### What this task involves
When you copy the entries, keep every word exactly as it stands.

### Material to process
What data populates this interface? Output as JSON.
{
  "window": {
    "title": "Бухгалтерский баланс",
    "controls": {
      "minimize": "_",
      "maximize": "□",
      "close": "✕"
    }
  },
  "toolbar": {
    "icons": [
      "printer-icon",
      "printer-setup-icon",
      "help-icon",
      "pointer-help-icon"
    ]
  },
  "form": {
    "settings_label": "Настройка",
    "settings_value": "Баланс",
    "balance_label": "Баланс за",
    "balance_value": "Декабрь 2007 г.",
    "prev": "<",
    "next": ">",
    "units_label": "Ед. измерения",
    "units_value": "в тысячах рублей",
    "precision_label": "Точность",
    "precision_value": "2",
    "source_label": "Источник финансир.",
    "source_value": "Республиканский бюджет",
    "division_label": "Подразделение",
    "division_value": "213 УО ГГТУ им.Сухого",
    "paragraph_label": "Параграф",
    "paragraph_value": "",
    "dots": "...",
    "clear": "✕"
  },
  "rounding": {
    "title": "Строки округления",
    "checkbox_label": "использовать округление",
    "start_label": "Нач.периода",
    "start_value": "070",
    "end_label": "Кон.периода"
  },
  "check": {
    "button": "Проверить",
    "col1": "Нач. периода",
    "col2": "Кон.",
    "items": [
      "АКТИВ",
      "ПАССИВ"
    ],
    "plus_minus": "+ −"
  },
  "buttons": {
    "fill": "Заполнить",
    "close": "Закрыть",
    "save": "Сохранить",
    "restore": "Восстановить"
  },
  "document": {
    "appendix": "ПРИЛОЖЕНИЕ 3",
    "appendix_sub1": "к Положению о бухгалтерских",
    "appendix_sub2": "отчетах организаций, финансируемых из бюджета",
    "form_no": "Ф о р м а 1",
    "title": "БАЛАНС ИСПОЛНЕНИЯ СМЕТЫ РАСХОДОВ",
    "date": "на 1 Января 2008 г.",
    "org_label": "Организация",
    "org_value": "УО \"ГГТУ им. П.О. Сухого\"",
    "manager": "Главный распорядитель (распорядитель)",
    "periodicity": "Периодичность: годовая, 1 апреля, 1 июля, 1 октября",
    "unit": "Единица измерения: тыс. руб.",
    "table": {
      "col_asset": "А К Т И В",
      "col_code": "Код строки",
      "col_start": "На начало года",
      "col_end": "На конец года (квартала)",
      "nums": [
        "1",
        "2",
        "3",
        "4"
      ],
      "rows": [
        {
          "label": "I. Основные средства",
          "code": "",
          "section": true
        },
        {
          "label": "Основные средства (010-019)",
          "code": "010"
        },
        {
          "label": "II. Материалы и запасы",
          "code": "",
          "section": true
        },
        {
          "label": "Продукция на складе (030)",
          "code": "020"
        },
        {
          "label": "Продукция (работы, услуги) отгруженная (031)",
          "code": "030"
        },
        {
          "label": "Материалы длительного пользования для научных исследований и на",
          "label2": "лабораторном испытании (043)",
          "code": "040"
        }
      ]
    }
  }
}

### Result
What data populates this interface? Output as JSON.
{
  "window": {
    "title": "Бухгалтерский баланс",
    "controls": {
      "minimize": "_",
      "maximize": "□",
      "close": "✕"
    }
  },
  "toolbar": {
    "icons": [
      "printer-icon",
      "printer-setup-icon",
      "help-icon",
      "pointer-help-icon"
    ]
  },
  "form": {
    "settings_label": "Настройка",
    "settings_value": "Баланс",
    "balance_label": "Баланс за",
    "balance_value": "Декабрь 2007 г.",
    "prev": "<",
    "next": ">",
    "units_label": "Ед. измерения",
    "units_value": "в тысячах рублей",
    "precision_label": "Точность",
    "precision_value": "2",
    "source_label": "Источник финансир.",
    "source_value": "Республиканский бюджет",
    "division_label": "Подразделение",
    "division_value": "213 УО ГГТУ им.Сухого",
    "paragraph_label": "Параграф",
    "paragraph_value": "",
    "dots": "...",
    "clear": "✕"
  },
  "rounding": {
    "title": "Строки округления",
    "checkbox_label": "использовать округление",
    "start_label": "Нач.периода",
    "start_value": "070",
    "end_label": "Кон.периода"
  },
  "check": {
    "button": "Проверить",
    "col1": "Нач. периода",
    "col2": "Кон.",
    "items": [
      "АКТИВ",
      "ПАССИВ"
    ],
    "plus_minus": "+ −"
  },
  "buttons": {
    "fill": "Заполнить",
    "close": "Закрыть",
    "save": "Сохранить",
    "restore": "Восстановить"
  },
  "document": {
    "appendix": "ПРИЛОЖЕНИЕ 3",
    "appendix_sub1": "к Положению о бухгалтерских",
    "appendix_sub2": "отчетах организаций, финансируемых из бюджета",
    "form_no": "Ф о р м а 1",
    "title": "БАЛАНС ИСПОЛНЕНИЯ СМЕТЫ РАСХОДОВ",
    "date": "на 1 Января 2008 г.",
    "org_label": "Организация",
    "org_value": "УО \"ГГТУ им. П.О. Сухого\"",
    "manager": "Главный распорядитель (распорядитель)",
    "periodicity": "Периодичность: годовая, 1 апреля, 1 июля, 1 октября",
    "unit": "Единица измерения: тыс. руб.",
    "table": {
      "col_asset": "А К Т И В",
      "col_code": "Код строки",
      "col_start": "На начало года",
      "col_end": "На конец года (квартала)",
      "nums": [
        "1",
        "2",
        "3",
        "4"
      ],
      "rows": [
        {
          "label": "I. Основные средства",
          "code": "",
          "section": true
        },
        {
          "label": "Основные средства (010-019)",
          "code": "010"
        },
        {
          "label": "II. Материалы и запасы",
          "code": "",
          "section": true
        },
        {
          "label": "Продукция на складе (030)",
          "code": "020"
        },
        {
          "label": "Продукция (работы, услуги) отгруженная (031)",
          "code": "030"
        },
        {
          "label": "Материалы длительного пользования для научных исследований и на",
          "label2": "лабораторном испытании (043)",
          "code": "040"
        }
      ]
    }
  }
}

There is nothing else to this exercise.